# THE TASK
Within the records that follow, find every line containing the string "text". Copy those lines.

# MATERIAL FOR THIS EXERCISE
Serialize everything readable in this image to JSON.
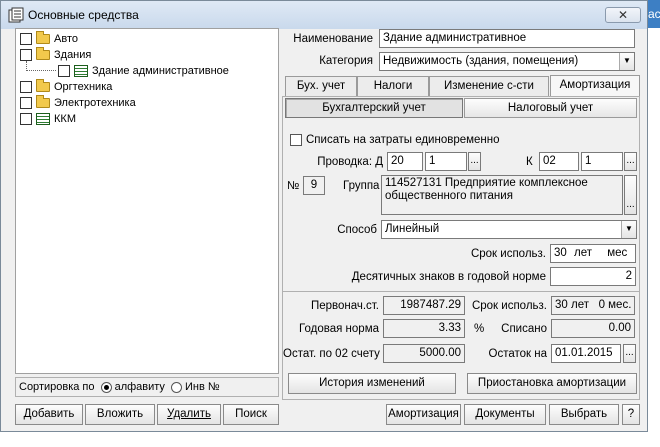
{
  "window": {
    "title": "Основные средства",
    "close_label": "✕"
  },
  "edge_tab": {
    "label": "ас"
  },
  "tree": {
    "items": [
      {
        "label": "Авто"
      },
      {
        "label": "Здания"
      },
      {
        "label": "Здание административное"
      },
      {
        "label": "Оргтехника"
      },
      {
        "label": "Электротехника"
      },
      {
        "label": "ККМ"
      }
    ]
  },
  "sort": {
    "label": "Сортировка по",
    "opt1": "алфавиту",
    "opt2": "Инв №",
    "selected": "алфавиту"
  },
  "left_buttons": {
    "add": "Добавить",
    "insert": "Вложить",
    "delete": "Удалить",
    "search": "Поиск"
  },
  "form": {
    "name_label": "Наименование",
    "name_value": "Здание административное",
    "category_label": "Категория",
    "category_value": "Недвижимость (здания, помещения)"
  },
  "tabs": [
    {
      "label": "Бух. учет"
    },
    {
      "label": "Налоги"
    },
    {
      "label": "Изменение с-сти"
    },
    {
      "label": "Амортизация"
    }
  ],
  "subtabs": {
    "accounting": "Бухгалтерский учет",
    "tax": "Налоговый учет"
  },
  "amort": {
    "writeoff_label": "Списать на затраты единовременно",
    "posting_label": "Проводка: Д",
    "debit_account": "20",
    "debit_sub": "1",
    "credit_label": "К",
    "credit_account": "02",
    "credit_sub": "1",
    "num_label": "№",
    "num_value": "9",
    "group_label": "Группа",
    "group_value": "114527131 Предприятие комплексное общественного питания",
    "method_label": "Способ",
    "method_value": "Линейный",
    "term_label": "Срок использ.",
    "term_years": "30",
    "term_years_unit": "лет",
    "term_months_unit": "мес",
    "decimals_label": "Десятичных знаков в годовой норме",
    "decimals_value": "2"
  },
  "summary": {
    "initial_cost_label": "Первонач.ст.",
    "initial_cost": "1987487.29",
    "term_label": "Срок использ.",
    "term_value": "30 лет   0 мес.",
    "annual_rate_label": "Годовая норма",
    "annual_rate": "3.33",
    "percent_sign": "%",
    "written_off_label": "Списано",
    "written_off": "0.00",
    "residual_02_label": "Остат. по 02 счету",
    "residual_02": "5000.00",
    "balance_on_label": "Остаток на",
    "balance_on_date": "01.01.2015"
  },
  "history_button": "История изменений",
  "suspend_button": "Приостановка амортизации",
  "bottom_buttons": {
    "amortization": "Амортизация",
    "documents": "Документы",
    "select": "Выбрать",
    "help": "?"
  },
  "ellipsis": "..."
}
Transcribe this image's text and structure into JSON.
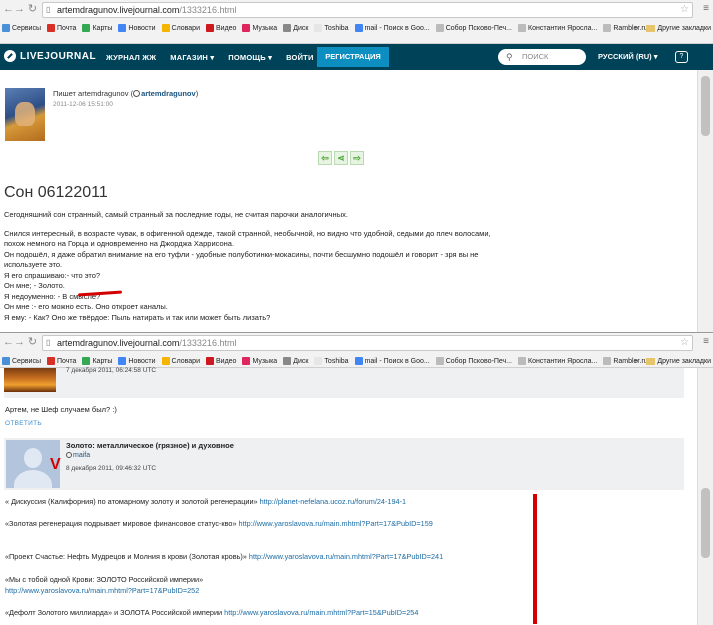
{
  "browser_top": {
    "url_host": "artemdragunov.livejournal.com",
    "url_path": "/1333216.html",
    "bookmarks": [
      {
        "label": "Сервисы",
        "color": "#4a90d9"
      },
      {
        "label": "Почта",
        "color": "#d93025"
      },
      {
        "label": "Карты",
        "color": "#34a853"
      },
      {
        "label": "Новости",
        "color": "#4285f4"
      },
      {
        "label": "Словари",
        "color": "#f4b400"
      },
      {
        "label": "Видео",
        "color": "#cc181e"
      },
      {
        "label": "Музыка",
        "color": "#e0245e"
      },
      {
        "label": "Диск",
        "color": "#888888"
      },
      {
        "label": "Toshiba",
        "color": "#e6e6e6"
      },
      {
        "label": "mail - Поиск в Goo...",
        "color": "#4285f4"
      },
      {
        "label": "Собор Псково-Печ...",
        "color": "#bbbbbb"
      },
      {
        "label": "Константин Яросла...",
        "color": "#bbbbbb"
      },
      {
        "label": "Rambler.ru",
        "color": "#bbbbbb"
      }
    ],
    "more": "»",
    "other_bookmarks": "Другие закладки"
  },
  "browser_bottom": {
    "url_host": "artemdragunov.livejournal.com",
    "url_path": "/1333216.html"
  },
  "lj_header": {
    "logo": "LIVEJOURNAL",
    "nav": [
      "ЖУРНАЛ ЖЖ",
      "МАГАЗИН",
      "ПОМОЩЬ",
      "ВОЙТИ"
    ],
    "register": "РЕГИСТРАЦИЯ",
    "search_placeholder": "ПОИСК",
    "language": "РУССКИЙ (RU)",
    "help_icon": "?"
  },
  "post": {
    "byline_prefix": "Пишет artemdragunov (",
    "byline_user": "artemdragunov",
    "byline_suffix": ")",
    "date": "2011-12-06 15:51:00",
    "title": "Сон 06122011",
    "paragraphs": [
      "Сегодняшний сон странный, самый странный за последние годы, не считая парочки аналогичных.",
      "",
      "Снился интересный, в возрасте чувак, в офигенной одежде, такой странной, необычной, но видно что удобной,  седыми до плеч волосами,",
      "похож немного на Горца и одновременно на Джорджа Харрисона.",
      "Он подошёл, я даже обратил внимание на его туфли - удобные полуботинки-мокасины, почти бесшумно подошёл и говорит - зря вы не",
      "используете это.",
      "Я его спрашиваю:- что это?",
      "Он мне; - Золото.",
      "Я недоуменно: - В смысле?",
      "Он мне :- его можно есть. Оно откроет каналы.",
      "Я ему: - Как? Оно же твёрдое: Пыль натирать и так или может быть лизать?"
    ]
  },
  "comment1": {
    "date": "7 декабря 2011, 06:24:58 UTC",
    "text": "Артем, не Шеф случаем был? :)",
    "reply": "ОТВЕТИТЬ"
  },
  "comment2": {
    "title": "Золото: металлическое (грязное) и духовное",
    "user": "maifa",
    "date": "8 декабря 2011, 09:46:32 UTC",
    "lines": [
      {
        "text": "« Дискуссия (Калифорния) по атомарному золоту и золотой регенерации» ",
        "link": "http://planet-nefelana.ucoz.ru/forum/24-194-1"
      },
      {
        "text": "«Золотая регенерация подрывает мировое финансовое статус-кво» ",
        "link": "http://www.yaroslavova.ru/main.mhtml?Part=17&PubID=159"
      },
      {
        "text": "«Проект Счастье: Нефть Мудрецов и Молния в крови (Золотая кровь)» ",
        "link": "http://www.yaroslavova.ru/main.mhtml?Part=17&PubID=241"
      },
      {
        "text": "«Мы с тобой одной Крови: ЗОЛОТО Российской империи»",
        "link": ""
      },
      {
        "text": "",
        "link": "http://www.yaroslavova.ru/main.mhtml?Part=17&PubID=252"
      },
      {
        "text": "«Дефолт Золотого миллиарда» и ЗОЛОТА Российской империи ",
        "link": "http://www.yaroslavova.ru/main.mhtml?Part=15&PubID=254"
      }
    ]
  }
}
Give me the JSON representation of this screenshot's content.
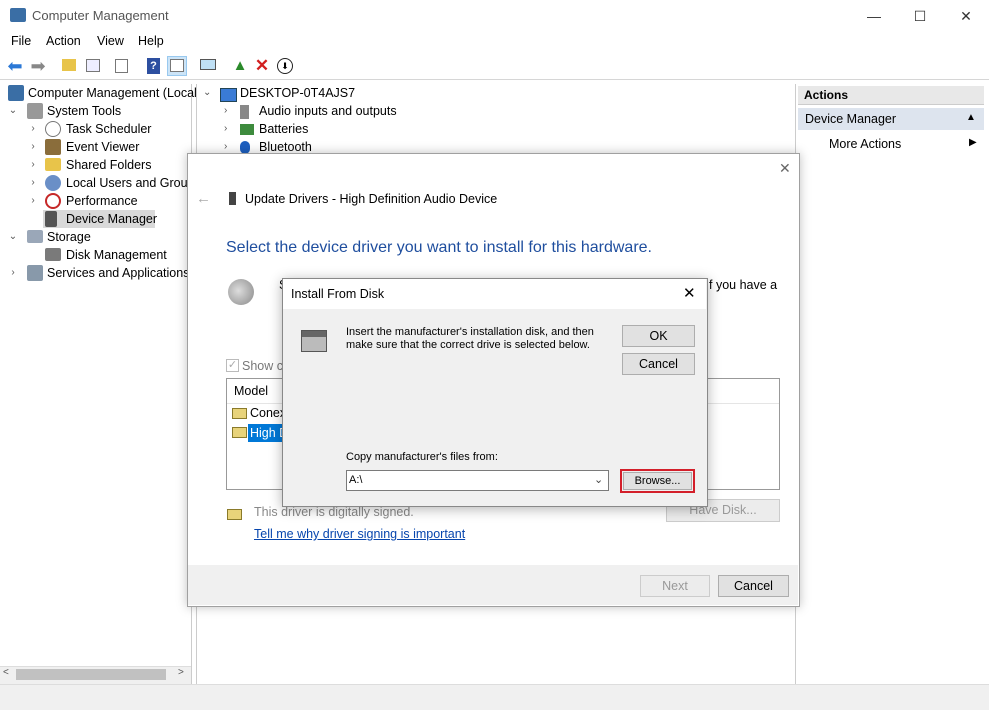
{
  "window": {
    "title": "Computer Management",
    "minimize": "—",
    "maximize": "☐",
    "close": "✕"
  },
  "menu": [
    "File",
    "Action",
    "View",
    "Help"
  ],
  "tree": {
    "root": "Computer Management (Local",
    "system_tools": "System Tools",
    "task_scheduler": "Task Scheduler",
    "event_viewer": "Event Viewer",
    "shared_folders": "Shared Folders",
    "local_users": "Local Users and Groups",
    "performance": "Performance",
    "device_manager": "Device Manager",
    "storage": "Storage",
    "disk_management": "Disk Management",
    "services": "Services and Applications"
  },
  "devices": {
    "computer": "DESKTOP-0T4AJS7",
    "items": [
      "Audio inputs and outputs",
      "Batteries",
      "Bluetooth"
    ]
  },
  "actions": {
    "header": "Actions",
    "selected": "Device Manager",
    "more": "More Actions"
  },
  "wizard": {
    "title": "Update Drivers - High Definition Audio Device",
    "heading": "Select the device driver you want to install for this hardware.",
    "desc_start": "S",
    "desc_end": "f you have a",
    "show_compatible": "Show co",
    "model_header": "Model",
    "models": [
      "Conex",
      "High D"
    ],
    "signed": "This driver is digitally signed.",
    "signing_link": "Tell me why driver signing is important",
    "have_disk": "Have Disk...",
    "next": "Next",
    "cancel": "Cancel"
  },
  "dialog": {
    "title": "Install From Disk",
    "message": "Insert the manufacturer's installation disk, and then make sure that the correct drive is selected below.",
    "ok": "OK",
    "cancel": "Cancel",
    "copy_label": "Copy manufacturer's files from:",
    "path": "A:\\",
    "browse": "Browse..."
  }
}
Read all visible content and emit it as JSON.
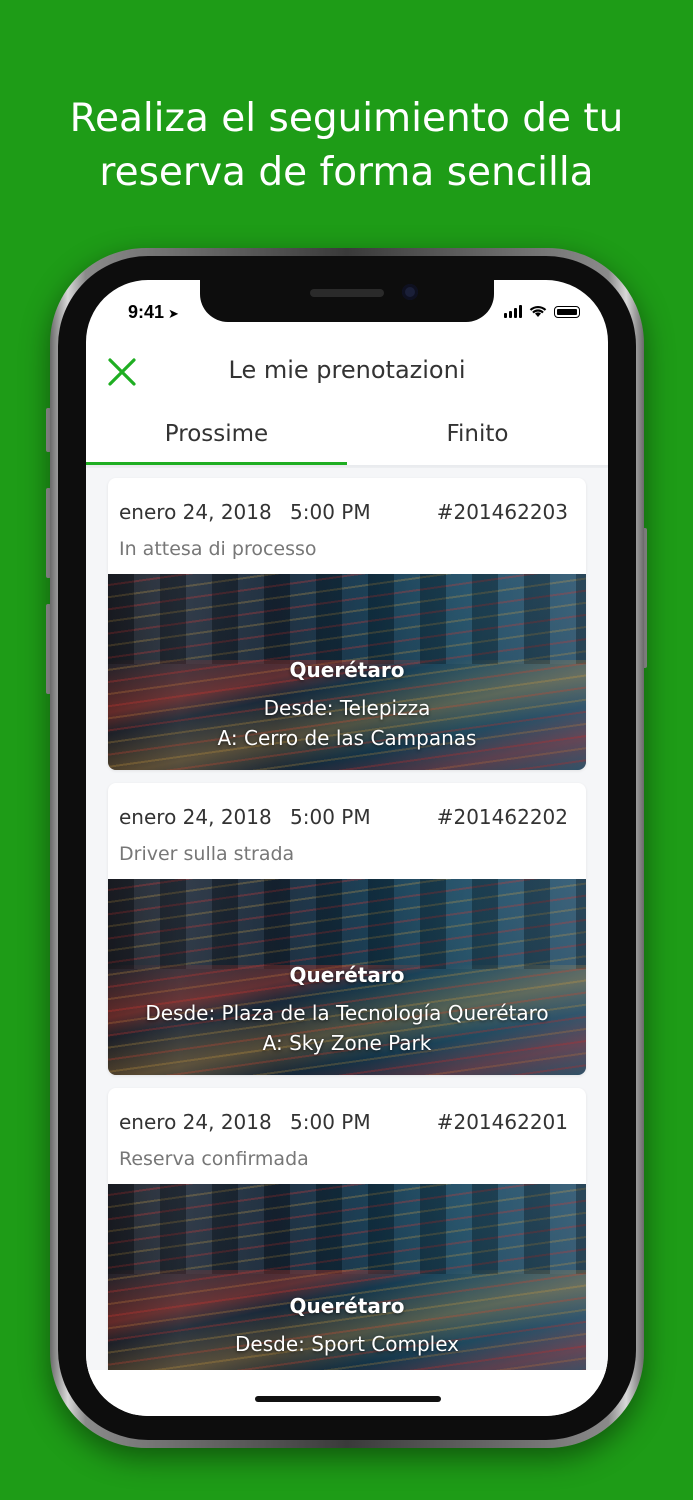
{
  "headline": {
    "line1": "Realiza el seguimiento de tu",
    "line2": "reserva de forma sencilla"
  },
  "status_bar": {
    "time": "9:41",
    "location_icon": "navigation-arrow-icon"
  },
  "app_bar": {
    "title": "Le mie prenotazioni",
    "close_icon": "close-icon",
    "accent_color": "#1fae22"
  },
  "tabs": [
    {
      "label": "Prossime",
      "active": true
    },
    {
      "label": "Finito",
      "active": false
    }
  ],
  "bookings": [
    {
      "date": "enero 24, 2018",
      "time": "5:00 PM",
      "id": "#201462203",
      "status": "In attesa di processo",
      "city": "Querétaro",
      "from": "Desde: Telepizza",
      "to": "A: Cerro de las Campanas"
    },
    {
      "date": "enero 24, 2018",
      "time": "5:00 PM",
      "id": "#201462202",
      "status": "Driver sulla strada",
      "city": "Querétaro",
      "from": "Desde:  Plaza de la Tecnología Querétaro",
      "to": "A: Sky Zone Park"
    },
    {
      "date": "enero 24, 2018",
      "time": "5:00 PM",
      "id": "#201462201",
      "status": "Reserva confirmada",
      "city": "Querétaro",
      "from": "Desde:  Sport Complex"
    }
  ]
}
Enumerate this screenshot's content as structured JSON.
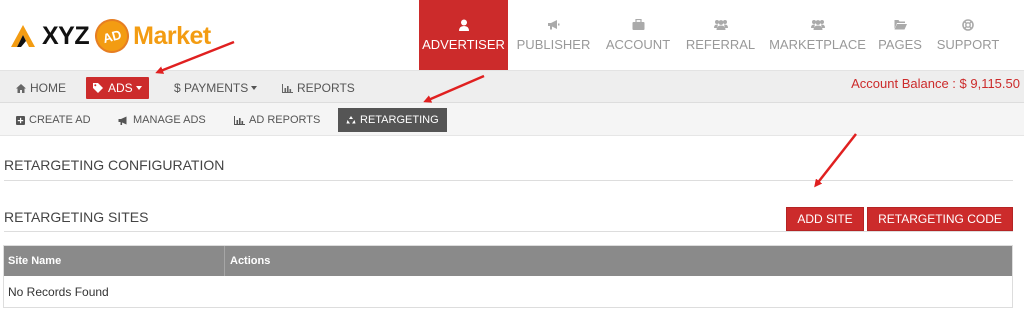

# EXERCISE ANSWER
Transcribe this image's text and structure into JSON.
    "text": "Артем, не Шеф случаем был? :)",
        "text": "« Дискуссия (Калифорния) по атомарному золоту и золотой регенерации» ",
        "text": "«Золотая регенерация подрывает мировое финансовое статус-кво» ",
        "text": "«Проект Счастье: Нефть Мудрецов и Молния в крови (Золотая кровь)» ",
        "text": "«Мы с тобой одной Крови: ЗОЛОТО Российской империи»",
        "text": "",
        "text": "«Дефолт Золотого миллиарда» и ЗОЛОТА Российской империи ",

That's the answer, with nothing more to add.